• **ASSIGNED TASK**:
Please write out the whole listing that follows exactly; the pictures stay out.

DATA PROVIDED START

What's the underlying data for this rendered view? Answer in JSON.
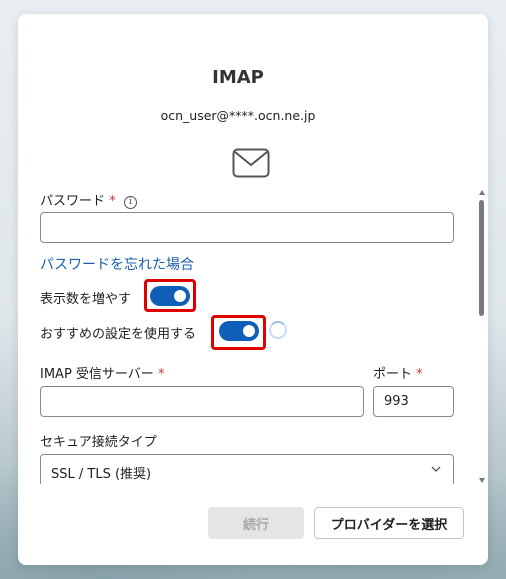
{
  "dialog": {
    "title": "IMAP",
    "email": "ocn_user@****.ocn.ne.jp"
  },
  "password": {
    "label": "パスワード",
    "required_mark": "*",
    "info_icon": "i",
    "value": "",
    "forgot_link": "パスワードを忘れた場合"
  },
  "toggles": {
    "show_more_label": "表示数を増やす",
    "show_more_on": true,
    "recommended_label": "おすすめの設定を使用する",
    "recommended_on": true
  },
  "server": {
    "label": "IMAP 受信サーバー",
    "required_mark": "*",
    "value": ""
  },
  "port": {
    "label": "ポート",
    "required_mark": "*",
    "value": "993"
  },
  "security": {
    "label": "セキュア接続タイプ",
    "selected": "SSL / TLS (推奨)"
  },
  "buttons": {
    "continue": "続行",
    "choose_provider": "プロバイダーを選択"
  },
  "colors": {
    "accent": "#0f5fb8",
    "link": "#1a5fa8",
    "highlight": "#e00000",
    "required": "#d13438"
  },
  "icons": [
    "mail-icon",
    "info-icon",
    "chevron-down-icon",
    "spinner-icon"
  ]
}
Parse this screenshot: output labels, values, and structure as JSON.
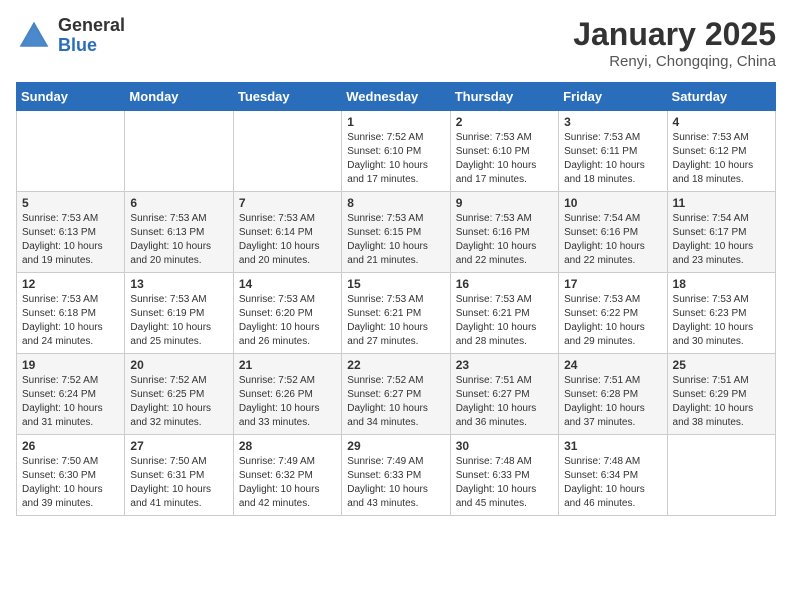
{
  "header": {
    "logo_general": "General",
    "logo_blue": "Blue",
    "month": "January 2025",
    "location": "Renyi, Chongqing, China"
  },
  "days_of_week": [
    "Sunday",
    "Monday",
    "Tuesday",
    "Wednesday",
    "Thursday",
    "Friday",
    "Saturday"
  ],
  "weeks": [
    [
      {
        "day": "",
        "info": ""
      },
      {
        "day": "",
        "info": ""
      },
      {
        "day": "",
        "info": ""
      },
      {
        "day": "1",
        "info": "Sunrise: 7:52 AM\nSunset: 6:10 PM\nDaylight: 10 hours\nand 17 minutes."
      },
      {
        "day": "2",
        "info": "Sunrise: 7:53 AM\nSunset: 6:10 PM\nDaylight: 10 hours\nand 17 minutes."
      },
      {
        "day": "3",
        "info": "Sunrise: 7:53 AM\nSunset: 6:11 PM\nDaylight: 10 hours\nand 18 minutes."
      },
      {
        "day": "4",
        "info": "Sunrise: 7:53 AM\nSunset: 6:12 PM\nDaylight: 10 hours\nand 18 minutes."
      }
    ],
    [
      {
        "day": "5",
        "info": "Sunrise: 7:53 AM\nSunset: 6:13 PM\nDaylight: 10 hours\nand 19 minutes."
      },
      {
        "day": "6",
        "info": "Sunrise: 7:53 AM\nSunset: 6:13 PM\nDaylight: 10 hours\nand 20 minutes."
      },
      {
        "day": "7",
        "info": "Sunrise: 7:53 AM\nSunset: 6:14 PM\nDaylight: 10 hours\nand 20 minutes."
      },
      {
        "day": "8",
        "info": "Sunrise: 7:53 AM\nSunset: 6:15 PM\nDaylight: 10 hours\nand 21 minutes."
      },
      {
        "day": "9",
        "info": "Sunrise: 7:53 AM\nSunset: 6:16 PM\nDaylight: 10 hours\nand 22 minutes."
      },
      {
        "day": "10",
        "info": "Sunrise: 7:54 AM\nSunset: 6:16 PM\nDaylight: 10 hours\nand 22 minutes."
      },
      {
        "day": "11",
        "info": "Sunrise: 7:54 AM\nSunset: 6:17 PM\nDaylight: 10 hours\nand 23 minutes."
      }
    ],
    [
      {
        "day": "12",
        "info": "Sunrise: 7:53 AM\nSunset: 6:18 PM\nDaylight: 10 hours\nand 24 minutes."
      },
      {
        "day": "13",
        "info": "Sunrise: 7:53 AM\nSunset: 6:19 PM\nDaylight: 10 hours\nand 25 minutes."
      },
      {
        "day": "14",
        "info": "Sunrise: 7:53 AM\nSunset: 6:20 PM\nDaylight: 10 hours\nand 26 minutes."
      },
      {
        "day": "15",
        "info": "Sunrise: 7:53 AM\nSunset: 6:21 PM\nDaylight: 10 hours\nand 27 minutes."
      },
      {
        "day": "16",
        "info": "Sunrise: 7:53 AM\nSunset: 6:21 PM\nDaylight: 10 hours\nand 28 minutes."
      },
      {
        "day": "17",
        "info": "Sunrise: 7:53 AM\nSunset: 6:22 PM\nDaylight: 10 hours\nand 29 minutes."
      },
      {
        "day": "18",
        "info": "Sunrise: 7:53 AM\nSunset: 6:23 PM\nDaylight: 10 hours\nand 30 minutes."
      }
    ],
    [
      {
        "day": "19",
        "info": "Sunrise: 7:52 AM\nSunset: 6:24 PM\nDaylight: 10 hours\nand 31 minutes."
      },
      {
        "day": "20",
        "info": "Sunrise: 7:52 AM\nSunset: 6:25 PM\nDaylight: 10 hours\nand 32 minutes."
      },
      {
        "day": "21",
        "info": "Sunrise: 7:52 AM\nSunset: 6:26 PM\nDaylight: 10 hours\nand 33 minutes."
      },
      {
        "day": "22",
        "info": "Sunrise: 7:52 AM\nSunset: 6:27 PM\nDaylight: 10 hours\nand 34 minutes."
      },
      {
        "day": "23",
        "info": "Sunrise: 7:51 AM\nSunset: 6:27 PM\nDaylight: 10 hours\nand 36 minutes."
      },
      {
        "day": "24",
        "info": "Sunrise: 7:51 AM\nSunset: 6:28 PM\nDaylight: 10 hours\nand 37 minutes."
      },
      {
        "day": "25",
        "info": "Sunrise: 7:51 AM\nSunset: 6:29 PM\nDaylight: 10 hours\nand 38 minutes."
      }
    ],
    [
      {
        "day": "26",
        "info": "Sunrise: 7:50 AM\nSunset: 6:30 PM\nDaylight: 10 hours\nand 39 minutes."
      },
      {
        "day": "27",
        "info": "Sunrise: 7:50 AM\nSunset: 6:31 PM\nDaylight: 10 hours\nand 41 minutes."
      },
      {
        "day": "28",
        "info": "Sunrise: 7:49 AM\nSunset: 6:32 PM\nDaylight: 10 hours\nand 42 minutes."
      },
      {
        "day": "29",
        "info": "Sunrise: 7:49 AM\nSunset: 6:33 PM\nDaylight: 10 hours\nand 43 minutes."
      },
      {
        "day": "30",
        "info": "Sunrise: 7:48 AM\nSunset: 6:33 PM\nDaylight: 10 hours\nand 45 minutes."
      },
      {
        "day": "31",
        "info": "Sunrise: 7:48 AM\nSunset: 6:34 PM\nDaylight: 10 hours\nand 46 minutes."
      },
      {
        "day": "",
        "info": ""
      }
    ]
  ]
}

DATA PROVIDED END

• **EXERCISE RESULT**:
What's the underlying data for this rendered view? Answer in JSON.
{
  "dialog": {
    "title": "IMAP",
    "email": "ocn_user@****.ocn.ne.jp"
  },
  "password": {
    "label": "パスワード",
    "required_mark": "*",
    "info_icon": "i",
    "value": "",
    "forgot_link": "パスワードを忘れた場合"
  },
  "toggles": {
    "show_more_label": "表示数を増やす",
    "show_more_on": true,
    "recommended_label": "おすすめの設定を使用する",
    "recommended_on": true
  },
  "server": {
    "label": "IMAP 受信サーバー",
    "required_mark": "*",
    "value": ""
  },
  "port": {
    "label": "ポート",
    "required_mark": "*",
    "value": "993"
  },
  "security": {
    "label": "セキュア接続タイプ",
    "selected": "SSL / TLS (推奨)"
  },
  "buttons": {
    "continue": "続行",
    "choose_provider": "プロバイダーを選択"
  },
  "colors": {
    "accent": "#0f5fb8",
    "link": "#1a5fa8",
    "highlight": "#e00000",
    "required": "#d13438"
  },
  "icons": [
    "mail-icon",
    "info-icon",
    "chevron-down-icon",
    "spinner-icon"
  ]
}
Parse this screenshot: output labels, values, and structure as JSON.
{
  "header": {
    "logo_general": "General",
    "logo_blue": "Blue",
    "month": "January 2025",
    "location": "Renyi, Chongqing, China"
  },
  "days_of_week": [
    "Sunday",
    "Monday",
    "Tuesday",
    "Wednesday",
    "Thursday",
    "Friday",
    "Saturday"
  ],
  "weeks": [
    [
      {
        "day": "",
        "info": ""
      },
      {
        "day": "",
        "info": ""
      },
      {
        "day": "",
        "info": ""
      },
      {
        "day": "1",
        "info": "Sunrise: 7:52 AM\nSunset: 6:10 PM\nDaylight: 10 hours\nand 17 minutes."
      },
      {
        "day": "2",
        "info": "Sunrise: 7:53 AM\nSunset: 6:10 PM\nDaylight: 10 hours\nand 17 minutes."
      },
      {
        "day": "3",
        "info": "Sunrise: 7:53 AM\nSunset: 6:11 PM\nDaylight: 10 hours\nand 18 minutes."
      },
      {
        "day": "4",
        "info": "Sunrise: 7:53 AM\nSunset: 6:12 PM\nDaylight: 10 hours\nand 18 minutes."
      }
    ],
    [
      {
        "day": "5",
        "info": "Sunrise: 7:53 AM\nSunset: 6:13 PM\nDaylight: 10 hours\nand 19 minutes."
      },
      {
        "day": "6",
        "info": "Sunrise: 7:53 AM\nSunset: 6:13 PM\nDaylight: 10 hours\nand 20 minutes."
      },
      {
        "day": "7",
        "info": "Sunrise: 7:53 AM\nSunset: 6:14 PM\nDaylight: 10 hours\nand 20 minutes."
      },
      {
        "day": "8",
        "info": "Sunrise: 7:53 AM\nSunset: 6:15 PM\nDaylight: 10 hours\nand 21 minutes."
      },
      {
        "day": "9",
        "info": "Sunrise: 7:53 AM\nSunset: 6:16 PM\nDaylight: 10 hours\nand 22 minutes."
      },
      {
        "day": "10",
        "info": "Sunrise: 7:54 AM\nSunset: 6:16 PM\nDaylight: 10 hours\nand 22 minutes."
      },
      {
        "day": "11",
        "info": "Sunrise: 7:54 AM\nSunset: 6:17 PM\nDaylight: 10 hours\nand 23 minutes."
      }
    ],
    [
      {
        "day": "12",
        "info": "Sunrise: 7:53 AM\nSunset: 6:18 PM\nDaylight: 10 hours\nand 24 minutes."
      },
      {
        "day": "13",
        "info": "Sunrise: 7:53 AM\nSunset: 6:19 PM\nDaylight: 10 hours\nand 25 minutes."
      },
      {
        "day": "14",
        "info": "Sunrise: 7:53 AM\nSunset: 6:20 PM\nDaylight: 10 hours\nand 26 minutes."
      },
      {
        "day": "15",
        "info": "Sunrise: 7:53 AM\nSunset: 6:21 PM\nDaylight: 10 hours\nand 27 minutes."
      },
      {
        "day": "16",
        "info": "Sunrise: 7:53 AM\nSunset: 6:21 PM\nDaylight: 10 hours\nand 28 minutes."
      },
      {
        "day": "17",
        "info": "Sunrise: 7:53 AM\nSunset: 6:22 PM\nDaylight: 10 hours\nand 29 minutes."
      },
      {
        "day": "18",
        "info": "Sunrise: 7:53 AM\nSunset: 6:23 PM\nDaylight: 10 hours\nand 30 minutes."
      }
    ],
    [
      {
        "day": "19",
        "info": "Sunrise: 7:52 AM\nSunset: 6:24 PM\nDaylight: 10 hours\nand 31 minutes."
      },
      {
        "day": "20",
        "info": "Sunrise: 7:52 AM\nSunset: 6:25 PM\nDaylight: 10 hours\nand 32 minutes."
      },
      {
        "day": "21",
        "info": "Sunrise: 7:52 AM\nSunset: 6:26 PM\nDaylight: 10 hours\nand 33 minutes."
      },
      {
        "day": "22",
        "info": "Sunrise: 7:52 AM\nSunset: 6:27 PM\nDaylight: 10 hours\nand 34 minutes."
      },
      {
        "day": "23",
        "info": "Sunrise: 7:51 AM\nSunset: 6:27 PM\nDaylight: 10 hours\nand 36 minutes."
      },
      {
        "day": "24",
        "info": "Sunrise: 7:51 AM\nSunset: 6:28 PM\nDaylight: 10 hours\nand 37 minutes."
      },
      {
        "day": "25",
        "info": "Sunrise: 7:51 AM\nSunset: 6:29 PM\nDaylight: 10 hours\nand 38 minutes."
      }
    ],
    [
      {
        "day": "26",
        "info": "Sunrise: 7:50 AM\nSunset: 6:30 PM\nDaylight: 10 hours\nand 39 minutes."
      },
      {
        "day": "27",
        "info": "Sunrise: 7:50 AM\nSunset: 6:31 PM\nDaylight: 10 hours\nand 41 minutes."
      },
      {
        "day": "28",
        "info": "Sunrise: 7:49 AM\nSunset: 6:32 PM\nDaylight: 10 hours\nand 42 minutes."
      },
      {
        "day": "29",
        "info": "Sunrise: 7:49 AM\nSunset: 6:33 PM\nDaylight: 10 hours\nand 43 minutes."
      },
      {
        "day": "30",
        "info": "Sunrise: 7:48 AM\nSunset: 6:33 PM\nDaylight: 10 hours\nand 45 minutes."
      },
      {
        "day": "31",
        "info": "Sunrise: 7:48 AM\nSunset: 6:34 PM\nDaylight: 10 hours\nand 46 minutes."
      },
      {
        "day": "",
        "info": ""
      }
    ]
  ]
}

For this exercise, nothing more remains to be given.